*** Task inputs ***

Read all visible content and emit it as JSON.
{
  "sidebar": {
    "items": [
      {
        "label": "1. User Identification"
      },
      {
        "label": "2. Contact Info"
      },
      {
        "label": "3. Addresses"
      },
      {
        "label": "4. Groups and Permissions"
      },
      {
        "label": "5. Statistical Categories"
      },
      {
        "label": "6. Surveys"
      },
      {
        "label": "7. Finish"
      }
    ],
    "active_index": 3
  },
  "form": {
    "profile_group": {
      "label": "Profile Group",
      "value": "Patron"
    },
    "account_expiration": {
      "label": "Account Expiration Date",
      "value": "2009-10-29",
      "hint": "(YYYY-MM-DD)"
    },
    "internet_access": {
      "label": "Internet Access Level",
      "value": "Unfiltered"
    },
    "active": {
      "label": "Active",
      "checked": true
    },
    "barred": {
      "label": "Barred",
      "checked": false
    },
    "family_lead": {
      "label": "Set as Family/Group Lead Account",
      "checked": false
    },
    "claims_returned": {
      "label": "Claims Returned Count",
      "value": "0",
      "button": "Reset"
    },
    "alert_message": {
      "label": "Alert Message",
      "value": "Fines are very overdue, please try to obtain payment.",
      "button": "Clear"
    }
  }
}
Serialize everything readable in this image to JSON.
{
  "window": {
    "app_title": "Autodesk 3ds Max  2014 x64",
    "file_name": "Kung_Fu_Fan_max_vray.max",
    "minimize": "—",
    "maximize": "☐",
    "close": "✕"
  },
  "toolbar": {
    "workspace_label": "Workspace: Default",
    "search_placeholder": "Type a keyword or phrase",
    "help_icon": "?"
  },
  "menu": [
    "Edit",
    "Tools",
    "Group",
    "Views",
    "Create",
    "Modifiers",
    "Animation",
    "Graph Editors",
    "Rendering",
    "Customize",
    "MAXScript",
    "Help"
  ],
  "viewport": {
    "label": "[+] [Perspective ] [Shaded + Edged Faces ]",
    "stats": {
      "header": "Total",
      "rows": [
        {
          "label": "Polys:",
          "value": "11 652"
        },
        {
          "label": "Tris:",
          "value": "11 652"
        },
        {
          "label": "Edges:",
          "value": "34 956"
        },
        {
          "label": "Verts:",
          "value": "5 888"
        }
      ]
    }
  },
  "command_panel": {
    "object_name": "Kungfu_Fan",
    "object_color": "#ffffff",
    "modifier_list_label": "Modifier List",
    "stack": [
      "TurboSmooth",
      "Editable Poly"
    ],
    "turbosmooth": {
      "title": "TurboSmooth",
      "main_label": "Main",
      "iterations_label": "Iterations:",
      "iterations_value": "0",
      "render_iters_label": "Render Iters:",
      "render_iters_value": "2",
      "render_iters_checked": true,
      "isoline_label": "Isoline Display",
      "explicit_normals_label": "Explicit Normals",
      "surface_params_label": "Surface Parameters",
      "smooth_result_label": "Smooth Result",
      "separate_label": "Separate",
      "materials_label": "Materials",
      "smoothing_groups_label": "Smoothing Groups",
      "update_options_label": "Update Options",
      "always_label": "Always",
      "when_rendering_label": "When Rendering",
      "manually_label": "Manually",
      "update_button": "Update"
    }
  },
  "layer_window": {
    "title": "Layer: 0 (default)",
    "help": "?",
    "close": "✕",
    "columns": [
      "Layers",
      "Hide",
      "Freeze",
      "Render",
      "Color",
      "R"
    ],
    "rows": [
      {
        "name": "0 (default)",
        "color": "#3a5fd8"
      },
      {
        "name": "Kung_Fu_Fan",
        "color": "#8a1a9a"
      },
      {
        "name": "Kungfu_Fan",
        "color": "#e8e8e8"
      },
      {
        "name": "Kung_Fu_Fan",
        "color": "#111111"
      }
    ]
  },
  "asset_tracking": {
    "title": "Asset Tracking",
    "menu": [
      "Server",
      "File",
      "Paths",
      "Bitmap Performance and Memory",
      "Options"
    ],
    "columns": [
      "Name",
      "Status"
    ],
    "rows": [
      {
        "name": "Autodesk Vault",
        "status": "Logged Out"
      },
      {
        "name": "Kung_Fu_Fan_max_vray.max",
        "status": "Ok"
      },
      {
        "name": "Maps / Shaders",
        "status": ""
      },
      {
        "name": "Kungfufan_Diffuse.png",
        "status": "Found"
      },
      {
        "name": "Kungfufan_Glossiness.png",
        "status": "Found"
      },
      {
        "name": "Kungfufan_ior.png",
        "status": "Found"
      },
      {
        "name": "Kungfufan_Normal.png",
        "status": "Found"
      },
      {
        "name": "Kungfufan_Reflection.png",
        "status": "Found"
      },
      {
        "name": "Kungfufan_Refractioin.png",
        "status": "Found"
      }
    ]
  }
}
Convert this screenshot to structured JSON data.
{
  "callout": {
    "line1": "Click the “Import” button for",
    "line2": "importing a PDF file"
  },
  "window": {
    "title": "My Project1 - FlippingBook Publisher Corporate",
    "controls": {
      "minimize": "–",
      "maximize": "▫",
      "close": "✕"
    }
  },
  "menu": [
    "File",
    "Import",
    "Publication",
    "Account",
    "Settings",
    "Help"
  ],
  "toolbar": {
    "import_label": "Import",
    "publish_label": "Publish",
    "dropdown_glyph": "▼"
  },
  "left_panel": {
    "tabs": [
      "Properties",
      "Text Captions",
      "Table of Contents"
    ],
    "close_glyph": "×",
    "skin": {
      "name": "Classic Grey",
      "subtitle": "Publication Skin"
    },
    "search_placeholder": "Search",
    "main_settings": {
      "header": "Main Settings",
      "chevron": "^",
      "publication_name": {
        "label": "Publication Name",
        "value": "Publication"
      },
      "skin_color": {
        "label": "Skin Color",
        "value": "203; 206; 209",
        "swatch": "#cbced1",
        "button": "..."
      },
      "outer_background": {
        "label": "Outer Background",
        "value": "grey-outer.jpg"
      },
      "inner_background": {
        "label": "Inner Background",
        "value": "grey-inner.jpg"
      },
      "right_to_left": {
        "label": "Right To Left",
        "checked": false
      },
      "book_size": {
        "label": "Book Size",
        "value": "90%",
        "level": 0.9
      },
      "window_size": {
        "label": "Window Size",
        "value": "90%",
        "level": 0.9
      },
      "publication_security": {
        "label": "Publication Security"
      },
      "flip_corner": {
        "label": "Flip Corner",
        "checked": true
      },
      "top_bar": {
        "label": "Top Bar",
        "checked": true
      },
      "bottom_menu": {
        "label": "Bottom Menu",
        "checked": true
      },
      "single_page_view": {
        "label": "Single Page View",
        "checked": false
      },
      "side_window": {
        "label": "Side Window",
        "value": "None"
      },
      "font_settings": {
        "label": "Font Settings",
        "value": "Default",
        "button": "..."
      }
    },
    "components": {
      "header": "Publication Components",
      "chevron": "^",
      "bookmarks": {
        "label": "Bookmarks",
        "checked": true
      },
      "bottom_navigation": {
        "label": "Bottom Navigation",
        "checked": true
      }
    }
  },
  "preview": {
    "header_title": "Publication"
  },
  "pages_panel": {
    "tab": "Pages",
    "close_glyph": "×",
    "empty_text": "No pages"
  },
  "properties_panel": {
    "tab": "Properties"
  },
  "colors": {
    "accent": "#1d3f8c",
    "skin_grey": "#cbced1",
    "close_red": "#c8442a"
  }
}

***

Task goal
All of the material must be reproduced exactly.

Answer section
Read all visible content and emit it as JSON.
{
  "sidebar": {
    "items": [
      {
        "label": "1. User Identification"
      },
      {
        "label": "2. Contact Info"
      },
      {
        "label": "3. Addresses"
      },
      {
        "label": "4. Groups and Permissions"
      },
      {
        "label": "5. Statistical Categories"
      },
      {
        "label": "6. Surveys"
      },
      {
        "label": "7. Finish"
      }
    ],
    "active_index": 3
  },
  "form": {
    "profile_group": {
      "label": "Profile Group",
      "value": "Patron"
    },
    "account_expiration": {
      "label": "Account Expiration Date",
      "value": "2009-10-29",
      "hint": "(YYYY-MM-DD)"
    },
    "internet_access": {
      "label": "Internet Access Level",
      "value": "Unfiltered"
    },
    "active": {
      "label": "Active",
      "checked": true
    },
    "barred": {
      "label": "Barred",
      "checked": false
    },
    "family_lead": {
      "label": "Set as Family/Group Lead Account",
      "checked": false
    },
    "claims_returned": {
      "label": "Claims Returned Count",
      "value": "0",
      "button": "Reset"
    },
    "alert_message": {
      "label": "Alert Message",
      "value": "Fines are very overdue, please try to obtain payment.",
      "button": "Clear"
    }
  }
}
Serialize everything readable in this image to JSON.
{
  "window": {
    "app_title": "Autodesk 3ds Max  2014 x64",
    "file_name": "Kung_Fu_Fan_max_vray.max",
    "minimize": "—",
    "maximize": "☐",
    "close": "✕"
  },
  "toolbar": {
    "workspace_label": "Workspace: Default",
    "search_placeholder": "Type a keyword or phrase",
    "help_icon": "?"
  },
  "menu": [
    "Edit",
    "Tools",
    "Group",
    "Views",
    "Create",
    "Modifiers",
    "Animation",
    "Graph Editors",
    "Rendering",
    "Customize",
    "MAXScript",
    "Help"
  ],
  "viewport": {
    "label": "[+] [Perspective ] [Shaded + Edged Faces ]",
    "stats": {
      "header": "Total",
      "rows": [
        {
          "label": "Polys:",
          "value": "11 652"
        },
        {
          "label": "Tris:",
          "value": "11 652"
        },
        {
          "label": "Edges:",
          "value": "34 956"
        },
        {
          "label": "Verts:",
          "value": "5 888"
        }
      ]
    }
  },
  "command_panel": {
    "object_name": "Kungfu_Fan",
    "object_color": "#ffffff",
    "modifier_list_label": "Modifier List",
    "stack": [
      "TurboSmooth",
      "Editable Poly"
    ],
    "turbosmooth": {
      "title": "TurboSmooth",
      "main_label": "Main",
      "iterations_label": "Iterations:",
      "iterations_value": "0",
      "render_iters_label": "Render Iters:",
      "render_iters_value": "2",
      "render_iters_checked": true,
      "isoline_label": "Isoline Display",
      "explicit_normals_label": "Explicit Normals",
      "surface_params_label": "Surface Parameters",
      "smooth_result_label": "Smooth Result",
      "separate_label": "Separate",
      "materials_label": "Materials",
      "smoothing_groups_label": "Smoothing Groups",
      "update_options_label": "Update Options",
      "always_label": "Always",
      "when_rendering_label": "When Rendering",
      "manually_label": "Manually",
      "update_button": "Update"
    }
  },
  "layer_window": {
    "title": "Layer: 0 (default)",
    "help": "?",
    "close": "✕",
    "columns": [
      "Layers",
      "Hide",
      "Freeze",
      "Render",
      "Color",
      "R"
    ],
    "rows": [
      {
        "name": "0 (default)",
        "color": "#3a5fd8"
      },
      {
        "name": "Kung_Fu_Fan",
        "color": "#8a1a9a"
      },
      {
        "name": "Kungfu_Fan",
        "color": "#e8e8e8"
      },
      {
        "name": "Kung_Fu_Fan",
        "color": "#111111"
      }
    ]
  },
  "asset_tracking": {
    "title": "Asset Tracking",
    "menu": [
      "Server",
      "File",
      "Paths",
      "Bitmap Performance and Memory",
      "Options"
    ],
    "columns": [
      "Name",
      "Status"
    ],
    "rows": [
      {
        "name": "Autodesk Vault",
        "status": "Logged Out"
      },
      {
        "name": "Kung_Fu_Fan_max_vray.max",
        "status": "Ok"
      },
      {
        "name": "Maps / Shaders",
        "status": ""
      },
      {
        "name": "Kungfufan_Diffuse.png",
        "status": "Found"
      },
      {
        "name": "Kungfufan_Glossiness.png",
        "status": "Found"
      },
      {
        "name": "Kungfufan_ior.png",
        "status": "Found"
      },
      {
        "name": "Kungfufan_Normal.png",
        "status": "Found"
      },
      {
        "name": "Kungfufan_Reflection.png",
        "status": "Found"
      },
      {
        "name": "Kungfufan_Refractioin.png",
        "status": "Found"
      }
    ]
  }
}
Convert this screenshot to structured JSON data.
{
  "callout": {
    "line1": "Click the “Import” button for",
    "line2": "importing a PDF file"
  },
  "window": {
    "title": "My Project1 - FlippingBook Publisher Corporate",
    "controls": {
      "minimize": "–",
      "maximize": "▫",
      "close": "✕"
    }
  },
  "menu": [
    "File",
    "Import",
    "Publication",
    "Account",
    "Settings",
    "Help"
  ],
  "toolbar": {
    "import_label": "Import",
    "publish_label": "Publish",
    "dropdown_glyph": "▼"
  },
  "left_panel": {
    "tabs": [
      "Properties",
      "Text Captions",
      "Table of Contents"
    ],
    "close_glyph": "×",
    "skin": {
      "name": "Classic Grey",
      "subtitle": "Publication Skin"
    },
    "search_placeholder": "Search",
    "main_settings": {
      "header": "Main Settings",
      "chevron": "^",
      "publication_name": {
        "label": "Publication Name",
        "value": "Publication"
      },
      "skin_color": {
        "label": "Skin Color",
        "value": "203; 206; 209",
        "swatch": "#cbced1",
        "button": "..."
      },
      "outer_background": {
        "label": "Outer Background",
        "value": "grey-outer.jpg"
      },
      "inner_background": {
        "label": "Inner Background",
        "value": "grey-inner.jpg"
      },
      "right_to_left": {
        "label": "Right To Left",
        "checked": false
      },
      "book_size": {
        "label": "Book Size",
        "value": "90%",
        "level": 0.9
      },
      "window_size": {
        "label": "Window Size",
        "value": "90%",
        "level": 0.9
      },
      "publication_security": {
        "label": "Publication Security"
      },
      "flip_corner": {
        "label": "Flip Corner",
        "checked": true
      },
      "top_bar": {
        "label": "Top Bar",
        "checked": true
      },
      "bottom_menu": {
        "label": "Bottom Menu",
        "checked": true
      },
      "single_page_view": {
        "label": "Single Page View",
        "checked": false
      },
      "side_window": {
        "label": "Side Window",
        "value": "None"
      },
      "font_settings": {
        "label": "Font Settings",
        "value": "Default",
        "button": "..."
      }
    },
    "components": {
      "header": "Publication Components",
      "chevron": "^",
      "bookmarks": {
        "label": "Bookmarks",
        "checked": true
      },
      "bottom_navigation": {
        "label": "Bottom Navigation",
        "checked": true
      }
    }
  },
  "preview": {
    "header_title": "Publication"
  },
  "pages_panel": {
    "tab": "Pages",
    "close_glyph": "×",
    "empty_text": "No pages"
  },
  "properties_panel": {
    "tab": "Properties"
  },
  "colors": {
    "accent": "#1d3f8c",
    "skin_grey": "#cbced1",
    "close_red": "#c8442a"
  }
}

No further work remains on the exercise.